Car: Datsun 240-Z Coupe ( aka Nissan S30 )
What makes it special: The Nissan S30, sold in Japan as the Nissan Fairlady Z and in other markets as the Datsun 240Z, then later as the 260Z and 280Z, was the first generation of Z GT two-seat coupes, produced by Nissan Motors, Ltd. of Japan from 1969 to 1978. One of the most successful sports car lines ever produced, the trend-setting S30 was designed by a team led by Yoshihiko Matsuo, the head of Nissan’s Sports Car Styling Studio. Seeking to compete head-to-head with established European sports cars, Datsun priced the new 240Z within $200 of the British MGB-GT in the United States, a five-year-old design that showed its age. As a “Halo” car, the 240Z broadened the acceptance of Japanese car-makers beyond their econobox image.

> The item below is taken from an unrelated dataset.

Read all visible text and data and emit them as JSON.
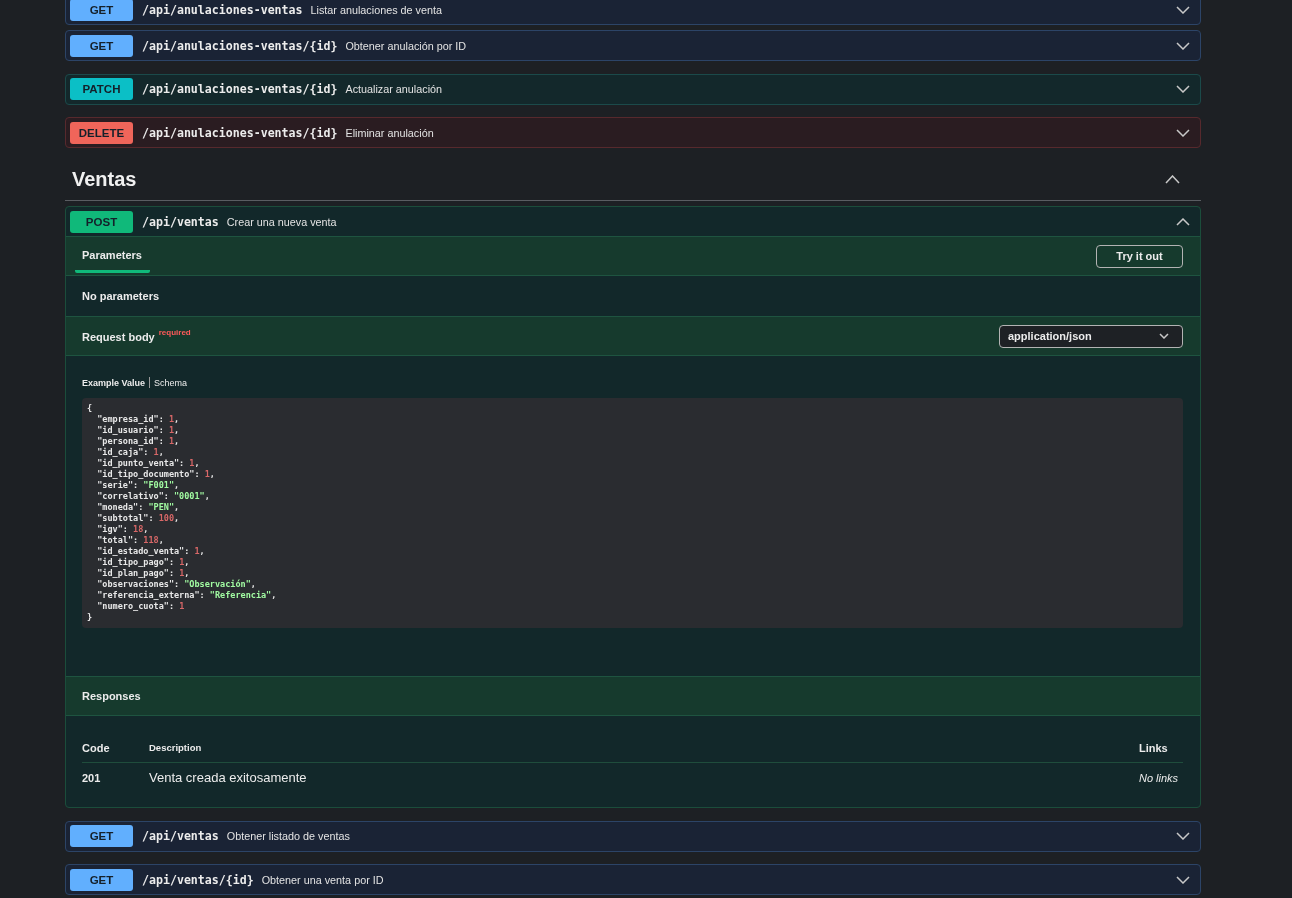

What made it famous: The 240Z’s sleek styling, modern engineering, relatively low price, and impressive performance struck a major chord with the public. In mid-1971, for the Series II 240Z-cars, the sail pillar emblems were restyled with just the letter Z placed in a circular vented emblem, and the vents were eliminated from the hatch panel of the car. Powering these sleek little sports cars was a 2,393 cc 2.4 L; 146.0 cu in L24 inline-six engine, cast iron block, alloy head, two valves per cylinder, seven-bearing crankshaft, SOHC, with a 9.0:1 compression ratio 9.0:1. It’s maximum recommended engine speed was 7,000 rpm. It was backed by a 4-speed manual transmission: 3.364:1.
Why I would want one: I had the 1979 280-ZX, and loved it. The 240-Z was smaller, and a much-better looking car in my opinion. It had more of a sports car look and feel.
Fun fact: In 2004, Sports Car International named this car number two on their list of Top Sports Cars of the 1970’s.